Retype all of the data. Every line must match exactly.

§ Given entries:
+===+
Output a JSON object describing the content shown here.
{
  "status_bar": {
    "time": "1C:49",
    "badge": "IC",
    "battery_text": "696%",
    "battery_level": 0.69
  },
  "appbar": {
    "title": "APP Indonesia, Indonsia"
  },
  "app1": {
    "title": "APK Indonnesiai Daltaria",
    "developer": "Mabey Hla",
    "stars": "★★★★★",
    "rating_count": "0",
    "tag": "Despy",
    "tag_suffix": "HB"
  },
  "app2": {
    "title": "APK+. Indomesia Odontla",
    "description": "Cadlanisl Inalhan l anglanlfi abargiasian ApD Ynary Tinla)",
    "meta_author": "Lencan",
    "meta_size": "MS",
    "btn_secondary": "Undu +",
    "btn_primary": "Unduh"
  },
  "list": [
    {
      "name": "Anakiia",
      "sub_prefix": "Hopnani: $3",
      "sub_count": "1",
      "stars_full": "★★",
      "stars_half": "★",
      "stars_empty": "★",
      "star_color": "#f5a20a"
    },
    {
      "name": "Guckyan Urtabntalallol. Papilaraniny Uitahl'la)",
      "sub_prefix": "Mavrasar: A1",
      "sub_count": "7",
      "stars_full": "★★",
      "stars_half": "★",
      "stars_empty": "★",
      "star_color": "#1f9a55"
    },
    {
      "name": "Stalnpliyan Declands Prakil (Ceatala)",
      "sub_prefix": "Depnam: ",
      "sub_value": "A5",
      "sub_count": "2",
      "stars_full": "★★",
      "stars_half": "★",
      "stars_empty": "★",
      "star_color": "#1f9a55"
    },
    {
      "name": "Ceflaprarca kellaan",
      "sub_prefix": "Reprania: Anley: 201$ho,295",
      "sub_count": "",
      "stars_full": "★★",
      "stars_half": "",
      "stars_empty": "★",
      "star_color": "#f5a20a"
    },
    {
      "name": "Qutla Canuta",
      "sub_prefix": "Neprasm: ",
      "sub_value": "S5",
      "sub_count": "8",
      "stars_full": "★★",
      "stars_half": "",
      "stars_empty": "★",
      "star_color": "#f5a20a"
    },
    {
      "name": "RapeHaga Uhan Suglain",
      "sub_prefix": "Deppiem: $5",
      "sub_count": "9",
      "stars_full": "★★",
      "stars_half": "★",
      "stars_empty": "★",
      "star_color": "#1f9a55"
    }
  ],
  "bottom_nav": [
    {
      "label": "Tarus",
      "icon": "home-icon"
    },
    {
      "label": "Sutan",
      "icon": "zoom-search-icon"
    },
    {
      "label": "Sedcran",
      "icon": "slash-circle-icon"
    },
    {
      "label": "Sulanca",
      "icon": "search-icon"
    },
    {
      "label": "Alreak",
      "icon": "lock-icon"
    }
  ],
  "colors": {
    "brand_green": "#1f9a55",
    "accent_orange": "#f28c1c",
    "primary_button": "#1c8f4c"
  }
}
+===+
§ Response box:
Output a JSON object describing the content shown here.
{
  "status_bar": {
    "time": "1C:49",
    "badge": "IC",
    "battery_text": "696%",
    "battery_level": 0.69
  },
  "appbar": {
    "title": "APP Indonesia, Indonsia"
  },
  "app1": {
    "title": "APK Indonnesiai Daltaria",
    "developer": "Mabey Hla",
    "stars": "★★★★★",
    "rating_count": "0",
    "tag": "Despy",
    "tag_suffix": "HB"
  },
  "app2": {
    "title": "APK+. Indomesia Odontla",
    "description": "Cadlanisl Inalhan l anglanlfi abargiasian ApD Ynary Tinla)",
    "meta_author": "Lencan",
    "meta_size": "MS",
    "btn_secondary": "Undu +",
    "btn_primary": "Unduh"
  },
  "list": [
    {
      "name": "Anakiia",
      "sub_prefix": "Hopnani: $3",
      "sub_count": "1",
      "stars_full": "★★",
      "stars_half": "★",
      "stars_empty": "★",
      "star_color": "#f5a20a"
    },
    {
      "name": "Guckyan Urtabntalallol. Papilaraniny Uitahl'la)",
      "sub_prefix": "Mavrasar: A1",
      "sub_count": "7",
      "stars_full": "★★",
      "stars_half": "★",
      "stars_empty": "★",
      "star_color": "#1f9a55"
    },
    {
      "name": "Stalnpliyan Declands Prakil (Ceatala)",
      "sub_prefix": "Depnam: ",
      "sub_value": "A5",
      "sub_count": "2",
      "stars_full": "★★",
      "stars_half": "★",
      "stars_empty": "★",
      "star_color": "#1f9a55"
    },
    {
      "name": "Ceflaprarca kellaan",
      "sub_prefix": "Reprania: Anley: 201$ho,295",
      "sub_count": "",
      "stars_full": "★★",
      "stars_half": "",
      "stars_empty": "★",
      "star_color": "#f5a20a"
    },
    {
      "name": "Qutla Canuta",
      "sub_prefix": "Neprasm: ",
      "sub_value": "S5",
      "sub_count": "8",
      "stars_full": "★★",
      "stars_half": "",
      "stars_empty": "★",
      "star_color": "#f5a20a"
    },
    {
      "name": "RapeHaga Uhan Suglain",
      "sub_prefix": "Deppiem: $5",
      "sub_count": "9",
      "stars_full": "★★",
      "stars_half": "★",
      "stars_empty": "★",
      "star_color": "#1f9a55"
    }
  ],
  "bottom_nav": [
    {
      "label": "Tarus",
      "icon": "home-icon"
    },
    {
      "label": "Sutan",
      "icon": "zoom-search-icon"
    },
    {
      "label": "Sedcran",
      "icon": "slash-circle-icon"
    },
    {
      "label": "Sulanca",
      "icon": "search-icon"
    },
    {
      "label": "Alreak",
      "icon": "lock-icon"
    }
  ],
  "colors": {
    "brand_green": "#1f9a55",
    "accent_orange": "#f28c1c",
    "primary_button": "#1c8f4c"
  }
}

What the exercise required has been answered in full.